Currently, I’m working on a post about St. Louis foods, part three of my Radioactive St. Louis series, a piece on the River Des Peres, and hopefully soon, I’ll also have a piece about the Wabash, Frisco & Pacific Railroad in Glencoe after talking to some of the guys who run it.
The best news is that both of my personal Substacks have been growing consistently over the months. May is the one-year anniversary of Story Cauldron, and I’m super excited that the newsletter has more than 300 subscribers! Meanwhile, Unseen STL, which I just started in late January, has already gone over the 200 subscriber mark.
While these numbers may be small compared to many newsletters, they mean the world to me. Over 500 people have decided to follow me and my writing, and that’s just astounding.
So to my subscribers, thank you!
Recognized by Substack
Substack isn’t just a newsletter platform—it’s also become a community of writers. I engage with many of these writers on a Discord group called Substack Writers Unite. And each week I participate in Substack’s official “Office Hours”, a discussion thread where Substack writers and staff help answer other Substack writers’ questions.
As it turns out, for their first year of doing Office Hours, I was the top contributor. To thank me for my contributions, Substack featured me in their celebration post, where I read a “poem” they wrote to encourage fellow writers. (An artist also did a drawing of me, seen above, and they also gave me a couple of small thank you gifts).
Great Substack Story Challenge
As I mentioned last time, I am participating in a round-robin story challenge. The story prompt was shared with the participants, and the title will be The Grisly Ghosts of Gruesome Time.
The first chapter will go live on May 26 on Arjun Agarwal’s newsletter, and I’ll be sure to share the links as they happen.
Whew, that’s a lot!
Thanks so much for supporting me in my writing journey and showing an interest in what I’m working on. Writing can be such a solitary experience and it’s really heartening to know that there are others out there who are reading things and encouraging me to keep moving forward.
Thanks as always for reading. In honor of my dad’s birthday, tell me about one of your favorite birthdays. Did you get a special gift? Were you traveling? Did someone throw you a surprise party?? Let me know in the comments below!

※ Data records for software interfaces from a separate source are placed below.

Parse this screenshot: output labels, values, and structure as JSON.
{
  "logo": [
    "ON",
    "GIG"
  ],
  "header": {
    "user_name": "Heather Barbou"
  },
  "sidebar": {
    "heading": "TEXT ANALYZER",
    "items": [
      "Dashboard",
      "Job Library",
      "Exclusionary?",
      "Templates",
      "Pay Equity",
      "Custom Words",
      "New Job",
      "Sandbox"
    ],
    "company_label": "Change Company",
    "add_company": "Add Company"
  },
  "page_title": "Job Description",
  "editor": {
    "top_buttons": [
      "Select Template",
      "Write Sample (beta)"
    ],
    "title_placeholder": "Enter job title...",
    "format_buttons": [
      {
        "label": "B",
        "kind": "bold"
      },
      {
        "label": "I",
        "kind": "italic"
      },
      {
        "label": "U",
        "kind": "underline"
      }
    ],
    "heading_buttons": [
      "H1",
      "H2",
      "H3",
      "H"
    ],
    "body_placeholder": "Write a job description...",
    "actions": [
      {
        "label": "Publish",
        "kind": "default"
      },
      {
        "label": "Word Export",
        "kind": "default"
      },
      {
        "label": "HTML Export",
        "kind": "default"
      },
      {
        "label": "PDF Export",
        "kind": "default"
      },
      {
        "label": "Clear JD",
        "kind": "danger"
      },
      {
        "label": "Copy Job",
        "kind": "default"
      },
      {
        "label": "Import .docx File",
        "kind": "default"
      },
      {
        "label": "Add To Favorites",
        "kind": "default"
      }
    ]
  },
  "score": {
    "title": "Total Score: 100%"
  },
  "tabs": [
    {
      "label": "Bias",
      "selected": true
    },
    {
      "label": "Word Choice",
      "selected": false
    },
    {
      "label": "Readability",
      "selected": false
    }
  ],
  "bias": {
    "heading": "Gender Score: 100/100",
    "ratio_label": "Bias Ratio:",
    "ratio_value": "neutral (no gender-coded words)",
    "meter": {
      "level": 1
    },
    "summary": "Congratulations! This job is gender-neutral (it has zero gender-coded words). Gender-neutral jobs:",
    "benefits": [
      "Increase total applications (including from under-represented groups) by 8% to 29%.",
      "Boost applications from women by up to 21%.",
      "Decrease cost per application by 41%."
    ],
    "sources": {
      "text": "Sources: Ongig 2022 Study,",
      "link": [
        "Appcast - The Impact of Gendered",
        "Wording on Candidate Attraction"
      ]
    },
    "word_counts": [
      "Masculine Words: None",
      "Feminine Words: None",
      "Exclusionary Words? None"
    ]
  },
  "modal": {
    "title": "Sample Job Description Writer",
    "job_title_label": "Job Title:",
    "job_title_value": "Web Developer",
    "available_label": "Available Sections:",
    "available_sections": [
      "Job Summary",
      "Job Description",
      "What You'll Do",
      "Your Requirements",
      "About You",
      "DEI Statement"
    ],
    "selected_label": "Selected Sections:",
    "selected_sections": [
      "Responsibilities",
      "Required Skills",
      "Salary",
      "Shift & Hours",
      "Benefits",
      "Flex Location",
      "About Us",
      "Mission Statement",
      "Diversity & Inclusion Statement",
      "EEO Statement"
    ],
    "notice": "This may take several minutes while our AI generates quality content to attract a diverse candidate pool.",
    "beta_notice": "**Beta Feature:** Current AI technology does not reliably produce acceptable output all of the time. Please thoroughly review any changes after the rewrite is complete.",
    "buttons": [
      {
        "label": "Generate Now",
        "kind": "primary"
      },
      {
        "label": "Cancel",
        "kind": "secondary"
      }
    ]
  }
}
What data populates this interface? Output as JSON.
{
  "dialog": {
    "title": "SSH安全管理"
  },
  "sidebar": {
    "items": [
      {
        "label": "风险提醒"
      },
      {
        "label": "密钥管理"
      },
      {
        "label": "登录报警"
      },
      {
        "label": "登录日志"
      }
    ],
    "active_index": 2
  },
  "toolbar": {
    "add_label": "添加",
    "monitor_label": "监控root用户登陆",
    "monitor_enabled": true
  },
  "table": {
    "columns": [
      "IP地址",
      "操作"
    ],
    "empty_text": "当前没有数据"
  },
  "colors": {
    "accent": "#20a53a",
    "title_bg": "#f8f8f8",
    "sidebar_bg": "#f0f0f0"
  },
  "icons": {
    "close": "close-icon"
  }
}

That is a lot. My dad getting Covid is one of my biggest fears!! I’m glad to hear the Covid drugs were available and helpful and they both got through it ok.
Sending good vibes across the Atlantic skies, Jackie. 🤓